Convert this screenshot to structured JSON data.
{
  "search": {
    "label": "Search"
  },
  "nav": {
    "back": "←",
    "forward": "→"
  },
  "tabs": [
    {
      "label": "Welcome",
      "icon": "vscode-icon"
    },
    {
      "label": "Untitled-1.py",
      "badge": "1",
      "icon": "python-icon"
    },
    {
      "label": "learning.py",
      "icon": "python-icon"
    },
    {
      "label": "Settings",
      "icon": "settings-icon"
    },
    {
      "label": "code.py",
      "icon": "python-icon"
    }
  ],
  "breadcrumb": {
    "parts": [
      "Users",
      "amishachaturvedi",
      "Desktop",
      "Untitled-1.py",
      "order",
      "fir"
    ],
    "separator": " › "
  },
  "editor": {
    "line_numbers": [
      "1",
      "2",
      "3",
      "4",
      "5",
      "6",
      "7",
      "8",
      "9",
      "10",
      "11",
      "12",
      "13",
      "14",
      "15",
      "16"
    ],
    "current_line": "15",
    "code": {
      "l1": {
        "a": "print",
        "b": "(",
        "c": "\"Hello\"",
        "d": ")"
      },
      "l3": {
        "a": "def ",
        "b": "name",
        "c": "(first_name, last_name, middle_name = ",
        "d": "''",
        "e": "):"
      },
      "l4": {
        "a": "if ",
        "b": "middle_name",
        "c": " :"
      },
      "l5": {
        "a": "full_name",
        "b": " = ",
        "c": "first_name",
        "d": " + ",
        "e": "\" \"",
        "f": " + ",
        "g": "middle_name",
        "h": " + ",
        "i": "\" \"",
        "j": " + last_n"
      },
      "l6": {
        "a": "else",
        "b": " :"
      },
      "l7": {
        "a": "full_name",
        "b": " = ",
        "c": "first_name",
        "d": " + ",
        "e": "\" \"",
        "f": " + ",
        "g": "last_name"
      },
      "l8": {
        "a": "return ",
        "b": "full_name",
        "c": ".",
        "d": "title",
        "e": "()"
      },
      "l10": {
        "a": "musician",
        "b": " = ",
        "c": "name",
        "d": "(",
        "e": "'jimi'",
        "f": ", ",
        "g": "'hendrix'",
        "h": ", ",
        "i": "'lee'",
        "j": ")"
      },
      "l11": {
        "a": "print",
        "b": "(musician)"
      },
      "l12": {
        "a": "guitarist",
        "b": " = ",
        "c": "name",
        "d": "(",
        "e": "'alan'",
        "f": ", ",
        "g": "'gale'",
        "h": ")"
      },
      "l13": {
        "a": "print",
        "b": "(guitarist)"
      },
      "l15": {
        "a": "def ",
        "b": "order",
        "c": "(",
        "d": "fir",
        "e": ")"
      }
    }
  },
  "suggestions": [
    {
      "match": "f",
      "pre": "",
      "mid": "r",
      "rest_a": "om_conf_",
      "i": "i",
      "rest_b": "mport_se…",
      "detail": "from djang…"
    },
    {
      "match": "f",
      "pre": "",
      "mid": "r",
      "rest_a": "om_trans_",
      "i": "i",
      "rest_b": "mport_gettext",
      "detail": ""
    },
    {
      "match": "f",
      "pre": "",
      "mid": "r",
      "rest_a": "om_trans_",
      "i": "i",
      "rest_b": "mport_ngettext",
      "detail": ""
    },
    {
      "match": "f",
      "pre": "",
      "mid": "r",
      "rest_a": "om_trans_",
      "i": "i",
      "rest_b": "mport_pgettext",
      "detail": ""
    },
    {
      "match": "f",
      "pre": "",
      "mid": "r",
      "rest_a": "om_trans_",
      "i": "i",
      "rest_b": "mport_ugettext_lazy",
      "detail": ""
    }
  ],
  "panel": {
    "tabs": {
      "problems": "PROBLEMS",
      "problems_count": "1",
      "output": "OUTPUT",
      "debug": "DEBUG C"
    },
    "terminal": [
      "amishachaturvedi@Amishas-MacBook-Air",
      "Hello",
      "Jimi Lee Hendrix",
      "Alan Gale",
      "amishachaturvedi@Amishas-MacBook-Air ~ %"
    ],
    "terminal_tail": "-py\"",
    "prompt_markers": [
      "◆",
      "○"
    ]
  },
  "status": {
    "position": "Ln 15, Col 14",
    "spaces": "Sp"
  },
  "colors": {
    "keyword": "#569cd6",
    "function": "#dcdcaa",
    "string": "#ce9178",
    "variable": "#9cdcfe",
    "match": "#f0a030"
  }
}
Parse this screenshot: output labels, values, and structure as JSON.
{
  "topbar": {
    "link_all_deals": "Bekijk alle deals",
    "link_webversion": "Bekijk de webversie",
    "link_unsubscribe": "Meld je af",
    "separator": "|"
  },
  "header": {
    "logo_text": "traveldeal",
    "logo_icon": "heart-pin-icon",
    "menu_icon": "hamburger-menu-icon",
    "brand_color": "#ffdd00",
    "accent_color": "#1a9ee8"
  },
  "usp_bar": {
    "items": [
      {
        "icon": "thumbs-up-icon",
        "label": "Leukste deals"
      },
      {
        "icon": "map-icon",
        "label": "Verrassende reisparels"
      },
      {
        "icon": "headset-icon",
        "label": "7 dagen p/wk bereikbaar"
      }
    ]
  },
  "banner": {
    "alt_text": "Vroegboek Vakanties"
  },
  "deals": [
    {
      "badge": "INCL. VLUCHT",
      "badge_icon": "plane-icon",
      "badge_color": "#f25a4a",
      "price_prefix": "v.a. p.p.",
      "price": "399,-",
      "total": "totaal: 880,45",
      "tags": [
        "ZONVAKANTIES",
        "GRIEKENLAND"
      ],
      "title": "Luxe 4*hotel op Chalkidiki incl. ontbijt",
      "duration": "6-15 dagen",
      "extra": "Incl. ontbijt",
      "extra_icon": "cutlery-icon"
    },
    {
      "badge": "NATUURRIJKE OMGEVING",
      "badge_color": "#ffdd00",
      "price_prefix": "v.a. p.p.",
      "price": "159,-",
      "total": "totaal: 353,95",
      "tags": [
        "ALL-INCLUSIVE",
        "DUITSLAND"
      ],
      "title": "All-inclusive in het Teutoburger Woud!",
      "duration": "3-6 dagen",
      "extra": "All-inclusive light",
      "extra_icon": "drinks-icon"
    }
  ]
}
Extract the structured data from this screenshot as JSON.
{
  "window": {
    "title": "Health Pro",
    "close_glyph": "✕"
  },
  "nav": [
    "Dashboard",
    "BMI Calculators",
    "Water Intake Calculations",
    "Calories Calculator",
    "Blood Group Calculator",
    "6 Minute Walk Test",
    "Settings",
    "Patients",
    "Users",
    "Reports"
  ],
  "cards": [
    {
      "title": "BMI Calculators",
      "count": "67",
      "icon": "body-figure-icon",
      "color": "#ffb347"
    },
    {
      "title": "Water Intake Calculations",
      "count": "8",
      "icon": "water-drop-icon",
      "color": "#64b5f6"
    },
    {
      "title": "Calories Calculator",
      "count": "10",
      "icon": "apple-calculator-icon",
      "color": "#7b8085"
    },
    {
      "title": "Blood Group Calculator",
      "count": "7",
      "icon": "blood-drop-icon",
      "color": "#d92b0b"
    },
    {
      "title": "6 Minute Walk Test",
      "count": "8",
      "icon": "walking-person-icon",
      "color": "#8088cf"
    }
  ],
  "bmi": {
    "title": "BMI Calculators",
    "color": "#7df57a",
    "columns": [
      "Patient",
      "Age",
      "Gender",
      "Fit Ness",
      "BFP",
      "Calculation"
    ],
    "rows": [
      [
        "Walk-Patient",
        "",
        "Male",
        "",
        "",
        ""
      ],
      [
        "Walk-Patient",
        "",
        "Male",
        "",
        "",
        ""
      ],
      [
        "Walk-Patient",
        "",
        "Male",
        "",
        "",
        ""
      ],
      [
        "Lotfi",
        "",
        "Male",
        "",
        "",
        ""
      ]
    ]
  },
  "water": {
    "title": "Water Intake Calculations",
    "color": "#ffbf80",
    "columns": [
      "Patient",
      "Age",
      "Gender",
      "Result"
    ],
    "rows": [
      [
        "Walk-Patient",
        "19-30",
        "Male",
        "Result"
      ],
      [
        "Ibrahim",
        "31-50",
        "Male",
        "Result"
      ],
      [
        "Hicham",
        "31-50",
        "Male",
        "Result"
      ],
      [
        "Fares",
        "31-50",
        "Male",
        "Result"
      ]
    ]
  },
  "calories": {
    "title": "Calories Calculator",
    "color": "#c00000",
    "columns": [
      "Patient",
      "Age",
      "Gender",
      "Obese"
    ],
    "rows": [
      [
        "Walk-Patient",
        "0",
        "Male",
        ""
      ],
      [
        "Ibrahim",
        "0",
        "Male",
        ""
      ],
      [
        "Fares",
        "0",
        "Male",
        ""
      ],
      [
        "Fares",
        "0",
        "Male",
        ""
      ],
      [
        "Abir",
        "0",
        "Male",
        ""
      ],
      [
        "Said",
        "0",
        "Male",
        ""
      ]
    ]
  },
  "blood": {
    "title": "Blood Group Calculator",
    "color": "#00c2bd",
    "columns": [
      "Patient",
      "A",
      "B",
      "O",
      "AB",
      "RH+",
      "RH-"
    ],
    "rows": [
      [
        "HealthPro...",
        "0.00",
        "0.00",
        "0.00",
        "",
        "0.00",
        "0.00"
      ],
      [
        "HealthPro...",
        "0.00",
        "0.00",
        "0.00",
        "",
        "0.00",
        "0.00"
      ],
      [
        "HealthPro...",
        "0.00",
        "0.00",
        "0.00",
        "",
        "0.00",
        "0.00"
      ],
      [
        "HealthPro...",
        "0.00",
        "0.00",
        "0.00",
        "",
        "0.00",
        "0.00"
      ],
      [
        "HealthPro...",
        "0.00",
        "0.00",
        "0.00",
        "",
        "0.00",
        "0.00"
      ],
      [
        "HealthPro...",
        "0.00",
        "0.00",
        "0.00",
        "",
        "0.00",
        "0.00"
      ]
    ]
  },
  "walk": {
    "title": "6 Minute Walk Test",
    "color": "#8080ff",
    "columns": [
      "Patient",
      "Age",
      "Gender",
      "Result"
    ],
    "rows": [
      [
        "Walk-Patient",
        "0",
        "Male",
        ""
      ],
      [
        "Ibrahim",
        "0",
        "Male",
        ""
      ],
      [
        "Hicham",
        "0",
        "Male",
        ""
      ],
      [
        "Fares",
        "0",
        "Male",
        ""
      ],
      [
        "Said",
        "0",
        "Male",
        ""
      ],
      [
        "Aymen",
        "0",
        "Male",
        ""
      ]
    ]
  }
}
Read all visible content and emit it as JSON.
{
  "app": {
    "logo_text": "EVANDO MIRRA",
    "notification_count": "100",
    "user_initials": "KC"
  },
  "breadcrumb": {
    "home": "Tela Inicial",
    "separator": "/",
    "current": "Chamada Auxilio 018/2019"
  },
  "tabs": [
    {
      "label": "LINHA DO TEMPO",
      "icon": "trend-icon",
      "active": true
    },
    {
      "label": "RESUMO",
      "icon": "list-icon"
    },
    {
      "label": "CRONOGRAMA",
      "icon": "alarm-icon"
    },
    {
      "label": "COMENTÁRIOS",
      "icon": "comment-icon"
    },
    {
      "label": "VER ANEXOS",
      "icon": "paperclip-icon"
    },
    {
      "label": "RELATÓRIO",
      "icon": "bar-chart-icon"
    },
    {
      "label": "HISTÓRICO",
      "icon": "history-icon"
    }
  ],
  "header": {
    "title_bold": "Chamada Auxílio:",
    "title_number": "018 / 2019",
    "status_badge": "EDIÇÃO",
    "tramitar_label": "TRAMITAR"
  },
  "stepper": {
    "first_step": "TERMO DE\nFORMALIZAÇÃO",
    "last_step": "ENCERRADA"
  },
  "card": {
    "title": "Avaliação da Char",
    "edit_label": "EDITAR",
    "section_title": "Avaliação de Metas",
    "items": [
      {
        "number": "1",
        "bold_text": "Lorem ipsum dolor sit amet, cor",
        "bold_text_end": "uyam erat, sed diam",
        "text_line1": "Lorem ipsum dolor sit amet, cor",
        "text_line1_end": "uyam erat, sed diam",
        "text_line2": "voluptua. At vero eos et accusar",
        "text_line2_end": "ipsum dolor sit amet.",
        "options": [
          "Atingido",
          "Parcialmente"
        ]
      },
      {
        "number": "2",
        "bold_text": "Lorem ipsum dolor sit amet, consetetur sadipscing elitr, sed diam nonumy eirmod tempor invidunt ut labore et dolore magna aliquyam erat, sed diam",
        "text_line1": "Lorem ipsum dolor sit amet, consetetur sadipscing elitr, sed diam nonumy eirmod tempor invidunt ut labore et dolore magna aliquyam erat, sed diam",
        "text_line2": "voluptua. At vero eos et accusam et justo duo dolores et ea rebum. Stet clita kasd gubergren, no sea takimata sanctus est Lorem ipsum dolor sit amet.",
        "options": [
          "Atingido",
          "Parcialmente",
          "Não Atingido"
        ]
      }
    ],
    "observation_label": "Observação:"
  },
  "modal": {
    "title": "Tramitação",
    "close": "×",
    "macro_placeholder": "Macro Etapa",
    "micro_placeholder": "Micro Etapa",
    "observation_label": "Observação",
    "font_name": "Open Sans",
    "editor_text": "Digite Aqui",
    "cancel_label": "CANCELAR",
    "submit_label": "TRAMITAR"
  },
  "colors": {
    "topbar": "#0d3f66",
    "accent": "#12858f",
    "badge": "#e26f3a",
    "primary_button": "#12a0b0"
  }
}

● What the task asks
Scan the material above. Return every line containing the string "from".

● Exercise output
      "detail": "from djang…"
Extract the structured data from this screenshot as JSON.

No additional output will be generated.